“And they lull people who are not HIV-positive — or at least think they are not HIV-positive — into believing that they don’t have to do anything.Officially, the charge, buried in Chapter 709 of the Iowa code, is “criminal transmission of HIV.” But no transmission had occurred.The man Rhoades had sex with, 22-year-old Adam Plendl, had not contracted the virus.“Shifting the burden of HIV disclosure from the infected person, who is aware of a known danger, to one who is completely unaware of their partner’s condition smacks of a ‘blame the victim’ sort of mentality,” Jerry Vander Sanden, a prosecutor in Linn County, Iowa, wrote in an email to Pro Publica.“It would be like telling a rape victim that they should have been more careful.” Even many people with HIV support the laws.Last spring, they married at a ceremony in the Bronx.

“It took me a long time to propose, because I thought I would die,” he recalled.

The laws, these experts say, could exacerbate this problem: If people can be imprisoned for knowingly exposing others to HIV, their best defense may be ignorance.

Such laws, then, provide a powerful disincentive for citizens to get tested and learn if they carry the virus.

Nick Rhoades was clerking at a Family Video store in Waverly, Iowa, one summer afternoon in 2008 when three armed detectives appeared, escorted him to a local hospital and ordered nurses to draw his blood.

A dozen miles away, his mother and stepfather looked on as local sheriff’s deputies searched their home for drugs — not illegal drugs, but lifesaving prescription medications.

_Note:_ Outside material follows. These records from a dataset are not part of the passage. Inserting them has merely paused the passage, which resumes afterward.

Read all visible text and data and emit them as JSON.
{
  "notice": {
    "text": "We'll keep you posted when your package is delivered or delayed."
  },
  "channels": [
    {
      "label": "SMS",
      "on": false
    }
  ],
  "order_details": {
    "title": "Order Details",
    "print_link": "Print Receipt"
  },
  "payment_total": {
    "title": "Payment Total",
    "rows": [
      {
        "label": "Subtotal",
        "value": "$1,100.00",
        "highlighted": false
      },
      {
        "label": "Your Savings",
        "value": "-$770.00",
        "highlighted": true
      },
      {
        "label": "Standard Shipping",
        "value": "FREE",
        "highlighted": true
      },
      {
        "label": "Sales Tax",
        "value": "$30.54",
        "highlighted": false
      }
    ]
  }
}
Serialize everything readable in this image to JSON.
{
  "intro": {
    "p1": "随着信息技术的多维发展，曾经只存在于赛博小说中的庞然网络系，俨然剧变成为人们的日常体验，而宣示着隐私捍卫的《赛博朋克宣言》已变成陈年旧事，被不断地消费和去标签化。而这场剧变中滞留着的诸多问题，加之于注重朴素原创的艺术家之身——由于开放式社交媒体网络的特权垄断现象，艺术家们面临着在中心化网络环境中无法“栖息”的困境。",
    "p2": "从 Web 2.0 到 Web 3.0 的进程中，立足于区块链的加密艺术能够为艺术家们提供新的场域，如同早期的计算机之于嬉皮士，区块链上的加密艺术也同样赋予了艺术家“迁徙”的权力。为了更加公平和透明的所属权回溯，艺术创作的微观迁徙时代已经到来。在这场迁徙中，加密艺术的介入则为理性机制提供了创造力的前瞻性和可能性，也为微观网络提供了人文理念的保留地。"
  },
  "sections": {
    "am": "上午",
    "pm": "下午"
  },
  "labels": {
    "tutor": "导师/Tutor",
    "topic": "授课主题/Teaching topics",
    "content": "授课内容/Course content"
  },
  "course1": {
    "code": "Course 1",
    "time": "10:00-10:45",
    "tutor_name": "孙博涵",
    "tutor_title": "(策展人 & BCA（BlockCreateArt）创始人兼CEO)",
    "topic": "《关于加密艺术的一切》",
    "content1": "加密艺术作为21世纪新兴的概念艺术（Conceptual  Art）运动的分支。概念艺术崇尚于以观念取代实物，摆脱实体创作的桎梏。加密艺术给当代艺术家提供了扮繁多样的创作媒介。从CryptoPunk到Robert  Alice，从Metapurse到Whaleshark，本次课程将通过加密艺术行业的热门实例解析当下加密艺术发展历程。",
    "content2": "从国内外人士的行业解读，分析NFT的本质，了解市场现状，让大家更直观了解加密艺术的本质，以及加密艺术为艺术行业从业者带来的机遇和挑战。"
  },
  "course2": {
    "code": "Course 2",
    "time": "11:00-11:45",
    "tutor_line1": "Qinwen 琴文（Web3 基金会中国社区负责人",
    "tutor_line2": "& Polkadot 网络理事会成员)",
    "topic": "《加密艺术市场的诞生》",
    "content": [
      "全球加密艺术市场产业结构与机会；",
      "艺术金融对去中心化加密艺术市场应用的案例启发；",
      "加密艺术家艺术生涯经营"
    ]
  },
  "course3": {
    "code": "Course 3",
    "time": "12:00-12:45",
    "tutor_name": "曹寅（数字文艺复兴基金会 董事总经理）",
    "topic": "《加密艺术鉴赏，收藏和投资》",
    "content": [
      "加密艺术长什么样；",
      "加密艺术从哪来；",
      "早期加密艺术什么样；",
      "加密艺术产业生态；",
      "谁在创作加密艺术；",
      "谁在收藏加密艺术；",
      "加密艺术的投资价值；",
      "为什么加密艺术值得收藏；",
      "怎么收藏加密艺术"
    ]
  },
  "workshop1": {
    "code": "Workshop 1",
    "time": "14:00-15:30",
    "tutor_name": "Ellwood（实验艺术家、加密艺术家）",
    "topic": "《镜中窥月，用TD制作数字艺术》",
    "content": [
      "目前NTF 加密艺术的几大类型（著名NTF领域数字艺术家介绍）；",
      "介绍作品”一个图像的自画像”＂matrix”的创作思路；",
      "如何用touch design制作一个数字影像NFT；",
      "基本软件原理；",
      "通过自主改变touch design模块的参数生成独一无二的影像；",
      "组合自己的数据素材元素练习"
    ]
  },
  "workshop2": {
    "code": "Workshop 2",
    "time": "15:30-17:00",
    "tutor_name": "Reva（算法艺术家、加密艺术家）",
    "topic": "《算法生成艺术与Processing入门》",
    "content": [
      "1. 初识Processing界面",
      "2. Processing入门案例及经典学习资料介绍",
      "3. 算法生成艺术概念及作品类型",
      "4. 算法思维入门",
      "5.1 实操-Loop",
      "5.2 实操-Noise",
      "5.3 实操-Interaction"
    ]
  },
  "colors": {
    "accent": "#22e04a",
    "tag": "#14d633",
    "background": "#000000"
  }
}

But some health and legal experts say using criminal penalties to curtail the epidemic could backfire and fuel the spread of HIV.